An underground cell for some revolutionary group?
No - it's a taste of black theater in South Africa. And black theater here is presenting an increasingly shrill warning about the consequences of this nation's racial policies.
At this performance of ''Night of the Long Wake'' by Dukuza Ka Macu, the final scene finds the main character taking the gun from a soldier who has invaded his home during the Soweto riots of 1976 and turning the gun on the invader.
It is not an unusual spectacle. The stage is fast becoming one of the main vehicles of political expression for blacks in South Africa, partly because the white government prohibits other, more straightforward forms of political activity.
Some whites are listening to this angry message from the black theater world. Their numbers are small, but growing. And black theater is becoming, very gradually, more accessible to white patrons.
This performance of ''Night of the Long Wake'' is taking place at the Dhlomo Theatre, just opened in one of the most popular theater-going areas of ''white'' Johannesburg. And Dhlomo is the only theater fully run by nonwhites in South Africa, according to founder Benjy Francis.
Dhlomo Theatre is drawing a nightly crowd of 20 or so, most of them blacks and Indians. Although Francis, an Indian, would like to see larger audiences, he is not particularly concerned with gaining white acceptance of his plays.
''Our audience is South African, which means it is mixed racially,'' Francis says in his second-floor office above the theater, which used to be a warehouse for meat carcasses. He adds: ''Our thrust is a black (nonwhite) audience.''
Around the corner from Dhlomo Theatre is the commercially thriving Market Theatre, which is run by whites but often puts on black plays.
Opened in 1976, the Market has been fairly successful in bringing white audiences face to face with theater that pricks their conscience. Plays written, acted, or directed by blacks are almost always on tap, albeit often in the theater's smallest hall.
Right now, ''Master Harold and the Boys'' by Athol Fugard is playing to packed audiences at the Market. Though basically autobiographical, the play underscores the crippling effects South Africa's apartheid system has on human relationships.
The Market Theatre, along with the Space Theatre in Cape Town, pioneered the process of presenting plays dealing with blacks to white audiences in South Africa.
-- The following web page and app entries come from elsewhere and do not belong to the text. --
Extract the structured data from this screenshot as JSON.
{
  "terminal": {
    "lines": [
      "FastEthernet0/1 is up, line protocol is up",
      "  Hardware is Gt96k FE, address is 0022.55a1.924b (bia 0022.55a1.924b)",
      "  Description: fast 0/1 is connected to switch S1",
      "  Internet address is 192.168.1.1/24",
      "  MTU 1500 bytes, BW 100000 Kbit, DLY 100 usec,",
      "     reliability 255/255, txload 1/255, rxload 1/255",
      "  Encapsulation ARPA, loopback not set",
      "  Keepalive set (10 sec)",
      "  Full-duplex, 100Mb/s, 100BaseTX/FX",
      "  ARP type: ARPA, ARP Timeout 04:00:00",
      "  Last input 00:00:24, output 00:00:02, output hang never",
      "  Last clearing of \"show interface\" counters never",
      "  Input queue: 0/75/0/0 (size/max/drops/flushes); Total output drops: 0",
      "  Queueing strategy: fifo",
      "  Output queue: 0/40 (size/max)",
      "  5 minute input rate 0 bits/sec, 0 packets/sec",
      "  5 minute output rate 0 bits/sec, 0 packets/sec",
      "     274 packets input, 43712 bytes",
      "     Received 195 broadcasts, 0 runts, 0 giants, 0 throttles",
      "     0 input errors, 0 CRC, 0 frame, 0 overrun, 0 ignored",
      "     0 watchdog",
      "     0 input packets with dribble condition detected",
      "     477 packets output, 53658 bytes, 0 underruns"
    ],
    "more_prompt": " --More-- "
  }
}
Mannie Manim, director of the Market, says black theater today is ''on the brink of being able to challenge for audiences in the big theaters.''
Still, many blacks involved in theater do not attach much importance to the Market Theatre, which they see as a white liberal institution that leans toward a white perspective on the predicament of blacks.
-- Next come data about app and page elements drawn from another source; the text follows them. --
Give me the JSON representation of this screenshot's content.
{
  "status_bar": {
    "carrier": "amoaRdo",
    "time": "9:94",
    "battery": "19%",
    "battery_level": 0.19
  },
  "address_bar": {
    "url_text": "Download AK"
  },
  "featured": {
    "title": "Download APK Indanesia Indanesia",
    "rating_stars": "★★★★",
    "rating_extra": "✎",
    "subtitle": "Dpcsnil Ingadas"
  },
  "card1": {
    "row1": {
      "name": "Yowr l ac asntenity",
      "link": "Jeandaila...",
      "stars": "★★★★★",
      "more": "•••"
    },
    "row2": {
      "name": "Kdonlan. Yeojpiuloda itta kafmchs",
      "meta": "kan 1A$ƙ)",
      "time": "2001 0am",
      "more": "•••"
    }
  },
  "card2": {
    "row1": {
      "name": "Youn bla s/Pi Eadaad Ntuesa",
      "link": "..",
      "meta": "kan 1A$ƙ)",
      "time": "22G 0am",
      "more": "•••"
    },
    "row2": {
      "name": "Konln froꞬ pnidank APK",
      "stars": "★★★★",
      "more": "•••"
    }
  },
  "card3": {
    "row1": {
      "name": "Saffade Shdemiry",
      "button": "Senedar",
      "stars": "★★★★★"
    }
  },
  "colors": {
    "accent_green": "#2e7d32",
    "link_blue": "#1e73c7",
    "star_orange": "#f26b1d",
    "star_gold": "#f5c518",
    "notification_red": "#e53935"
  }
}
''They play it safe,'' says Francis, who has worked at the Market Theatre.
Black theater continues to play mainly in South Africa's townships. One of the most commercially successful black theater producers is Gibson Kente, who has been entertaining black audiences since the late 1960s.
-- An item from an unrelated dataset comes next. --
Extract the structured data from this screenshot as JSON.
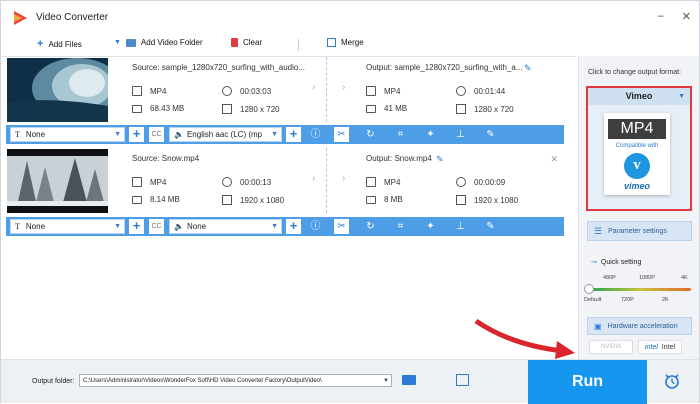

In Kente's view, the main problems with black theater are a shortage of talent, owing to the inferior black educational system, and an absence of any permanent theater establishments in the townships.
''When the government develops a township, the first priority is a police station, the second is a beer hall. Entertainment is never even considered,'' he says.
Consequently, Kente, his actors, and stagehands live a carnival-like existence, moving almost nightly to new locations, where they roll in by bus, set up the lights, sweep the floor, and open for business.
Lacking theaters of their own, blacks in the townships must apply for permission from government administration boards to use other venues, like schools or recreation halls. This opens the way for censorship, because scripts must be submitted as part of the application. The government has banned three of Kente's plays.
The increasingly overt political tone of black theater, despite the ever-present possibility of censorship, may be indicative of what a local critic called the ''raw anger'' of the black community. But others are concerned it is too limited.
Author Ezekiel Mphahlele, who was involved in black theater in the 1950s, says, ''Because public politics has been banned, the black community looks for ways to express itself and the stage has become the outlet.'' He fears black theater is ''becoming too raw, losing the nuances of human behavior.''